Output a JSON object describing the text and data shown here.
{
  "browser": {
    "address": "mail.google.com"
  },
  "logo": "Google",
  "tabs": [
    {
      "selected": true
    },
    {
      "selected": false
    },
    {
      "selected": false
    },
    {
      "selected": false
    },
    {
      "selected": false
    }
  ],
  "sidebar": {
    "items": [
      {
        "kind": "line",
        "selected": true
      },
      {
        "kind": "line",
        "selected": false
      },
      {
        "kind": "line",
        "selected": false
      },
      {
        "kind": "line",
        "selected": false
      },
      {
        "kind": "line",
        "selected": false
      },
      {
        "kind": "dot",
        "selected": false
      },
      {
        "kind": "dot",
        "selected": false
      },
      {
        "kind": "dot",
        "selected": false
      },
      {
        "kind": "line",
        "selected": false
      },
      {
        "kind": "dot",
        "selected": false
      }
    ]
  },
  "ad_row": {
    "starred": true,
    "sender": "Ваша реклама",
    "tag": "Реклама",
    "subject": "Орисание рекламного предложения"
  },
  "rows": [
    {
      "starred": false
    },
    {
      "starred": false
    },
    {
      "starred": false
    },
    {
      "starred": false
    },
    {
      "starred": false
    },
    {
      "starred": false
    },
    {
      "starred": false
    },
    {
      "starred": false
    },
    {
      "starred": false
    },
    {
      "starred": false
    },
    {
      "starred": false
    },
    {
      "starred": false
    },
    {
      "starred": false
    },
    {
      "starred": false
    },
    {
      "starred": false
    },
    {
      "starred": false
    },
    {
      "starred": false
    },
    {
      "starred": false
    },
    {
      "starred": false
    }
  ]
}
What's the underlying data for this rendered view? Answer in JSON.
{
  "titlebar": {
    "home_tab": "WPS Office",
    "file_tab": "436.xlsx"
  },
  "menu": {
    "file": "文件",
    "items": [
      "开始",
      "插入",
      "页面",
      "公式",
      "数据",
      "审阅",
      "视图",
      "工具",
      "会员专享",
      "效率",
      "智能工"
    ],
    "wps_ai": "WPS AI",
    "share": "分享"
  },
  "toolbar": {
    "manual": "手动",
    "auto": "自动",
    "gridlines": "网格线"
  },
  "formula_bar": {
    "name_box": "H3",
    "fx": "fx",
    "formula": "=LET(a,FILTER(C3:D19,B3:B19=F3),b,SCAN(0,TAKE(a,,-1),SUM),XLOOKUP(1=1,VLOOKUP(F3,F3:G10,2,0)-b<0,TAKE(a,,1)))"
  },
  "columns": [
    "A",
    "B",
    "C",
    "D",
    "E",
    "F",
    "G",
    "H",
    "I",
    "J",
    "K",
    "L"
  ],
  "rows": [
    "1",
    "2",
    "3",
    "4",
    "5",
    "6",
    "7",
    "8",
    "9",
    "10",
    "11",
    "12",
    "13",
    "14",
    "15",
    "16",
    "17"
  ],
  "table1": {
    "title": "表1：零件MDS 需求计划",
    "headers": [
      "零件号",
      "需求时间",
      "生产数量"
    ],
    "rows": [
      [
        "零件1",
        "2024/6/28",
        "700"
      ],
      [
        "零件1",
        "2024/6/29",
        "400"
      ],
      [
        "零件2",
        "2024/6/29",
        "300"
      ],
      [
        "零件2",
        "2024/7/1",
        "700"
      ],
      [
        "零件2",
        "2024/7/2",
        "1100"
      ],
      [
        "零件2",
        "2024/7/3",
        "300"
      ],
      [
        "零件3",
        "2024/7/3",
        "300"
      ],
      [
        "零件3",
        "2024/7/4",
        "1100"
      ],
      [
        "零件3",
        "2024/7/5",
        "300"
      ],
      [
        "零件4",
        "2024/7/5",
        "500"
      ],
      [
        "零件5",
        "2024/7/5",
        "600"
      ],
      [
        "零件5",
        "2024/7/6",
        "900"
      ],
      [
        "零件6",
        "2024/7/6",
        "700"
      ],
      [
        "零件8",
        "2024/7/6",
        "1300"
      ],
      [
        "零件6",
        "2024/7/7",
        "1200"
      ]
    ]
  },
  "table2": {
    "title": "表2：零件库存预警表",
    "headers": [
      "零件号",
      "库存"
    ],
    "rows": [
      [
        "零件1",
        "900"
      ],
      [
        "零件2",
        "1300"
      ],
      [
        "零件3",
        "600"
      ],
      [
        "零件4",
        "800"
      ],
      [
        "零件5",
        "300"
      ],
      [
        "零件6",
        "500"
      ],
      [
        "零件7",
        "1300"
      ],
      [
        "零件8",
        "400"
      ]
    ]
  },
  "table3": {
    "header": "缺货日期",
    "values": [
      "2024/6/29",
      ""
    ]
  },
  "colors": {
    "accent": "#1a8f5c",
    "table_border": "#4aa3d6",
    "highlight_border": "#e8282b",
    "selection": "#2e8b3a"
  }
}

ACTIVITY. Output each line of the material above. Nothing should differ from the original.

RESULT.
Output a JSON object describing the text and data shown here.
{
  "browser": {
    "address": "mail.google.com"
  },
  "logo": "Google",
  "tabs": [
    {
      "selected": true
    },
    {
      "selected": false
    },
    {
      "selected": false
    },
    {
      "selected": false
    },
    {
      "selected": false
    }
  ],
  "sidebar": {
    "items": [
      {
        "kind": "line",
        "selected": true
      },
      {
        "kind": "line",
        "selected": false
      },
      {
        "kind": "line",
        "selected": false
      },
      {
        "kind": "line",
        "selected": false
      },
      {
        "kind": "line",
        "selected": false
      },
      {
        "kind": "dot",
        "selected": false
      },
      {
        "kind": "dot",
        "selected": false
      },
      {
        "kind": "dot",
        "selected": false
      },
      {
        "kind": "line",
        "selected": false
      },
      {
        "kind": "dot",
        "selected": false
      }
    ]
  },
  "ad_row": {
    "starred": true,
    "sender": "Ваша реклама",
    "tag": "Реклама",
    "subject": "Орисание рекламного предложения"
  },
  "rows": [
    {
      "starred": false
    },
    {
      "starred": false
    },
    {
      "starred": false
    },
    {
      "starred": false
    },
    {
      "starred": false
    },
    {
      "starred": false
    },
    {
      "starred": false
    },
    {
      "starred": false
    },
    {
      "starred": false
    },
    {
      "starred": false
    },
    {
      "starred": false
    },
    {
      "starred": false
    },
    {
      "starred": false
    },
    {
      "starred": false
    },
    {
      "starred": false
    },
    {
      "starred": false
    },
    {
      "starred": false
    },
    {
      "starred": false
    },
    {
      "starred": false
    }
  ]
}
What's the underlying data for this rendered view? Answer in JSON.
{
  "titlebar": {
    "home_tab": "WPS Office",
    "file_tab": "436.xlsx"
  },
  "menu": {
    "file": "文件",
    "items": [
      "开始",
      "插入",
      "页面",
      "公式",
      "数据",
      "审阅",
      "视图",
      "工具",
      "会员专享",
      "效率",
      "智能工"
    ],
    "wps_ai": "WPS AI",
    "share": "分享"
  },
  "toolbar": {
    "manual": "手动",
    "auto": "自动",
    "gridlines": "网格线"
  },
  "formula_bar": {
    "name_box": "H3",
    "fx": "fx",
    "formula": "=LET(a,FILTER(C3:D19,B3:B19=F3),b,SCAN(0,TAKE(a,,-1),SUM),XLOOKUP(1=1,VLOOKUP(F3,F3:G10,2,0)-b<0,TAKE(a,,1)))"
  },
  "columns": [
    "A",
    "B",
    "C",
    "D",
    "E",
    "F",
    "G",
    "H",
    "I",
    "J",
    "K",
    "L"
  ],
  "rows": [
    "1",
    "2",
    "3",
    "4",
    "5",
    "6",
    "7",
    "8",
    "9",
    "10",
    "11",
    "12",
    "13",
    "14",
    "15",
    "16",
    "17"
  ],
  "table1": {
    "title": "表1：零件MDS 需求计划",
    "headers": [
      "零件号",
      "需求时间",
      "生产数量"
    ],
    "rows": [
      [
        "零件1",
        "2024/6/28",
        "700"
      ],
      [
        "零件1",
        "2024/6/29",
        "400"
      ],
      [
        "零件2",
        "2024/6/29",
        "300"
      ],
      [
        "零件2",
        "2024/7/1",
        "700"
      ],
      [
        "零件2",
        "2024/7/2",
        "1100"
      ],
      [
        "零件2",
        "2024/7/3",
        "300"
      ],
      [
        "零件3",
        "2024/7/3",
        "300"
      ],
      [
        "零件3",
        "2024/7/4",
        "1100"
      ],
      [
        "零件3",
        "2024/7/5",
        "300"
      ],
      [
        "零件4",
        "2024/7/5",
        "500"
      ],
      [
        "零件5",
        "2024/7/5",
        "600"
      ],
      [
        "零件5",
        "2024/7/6",
        "900"
      ],
      [
        "零件6",
        "2024/7/6",
        "700"
      ],
      [
        "零件8",
        "2024/7/6",
        "1300"
      ],
      [
        "零件6",
        "2024/7/7",
        "1200"
      ]
    ]
  },
  "table2": {
    "title": "表2：零件库存预警表",
    "headers": [
      "零件号",
      "库存"
    ],
    "rows": [
      [
        "零件1",
        "900"
      ],
      [
        "零件2",
        "1300"
      ],
      [
        "零件3",
        "600"
      ],
      [
        "零件4",
        "800"
      ],
      [
        "零件5",
        "300"
      ],
      [
        "零件6",
        "500"
      ],
      [
        "零件7",
        "1300"
      ],
      [
        "零件8",
        "400"
      ]
    ]
  },
  "table3": {
    "header": "缺货日期",
    "values": [
      "2024/6/29",
      ""
    ]
  },
  "colors": {
    "accent": "#1a8f5c",
    "table_border": "#4aa3d6",
    "highlight_border": "#e8282b",
    "selection": "#2e8b3a"
  }
}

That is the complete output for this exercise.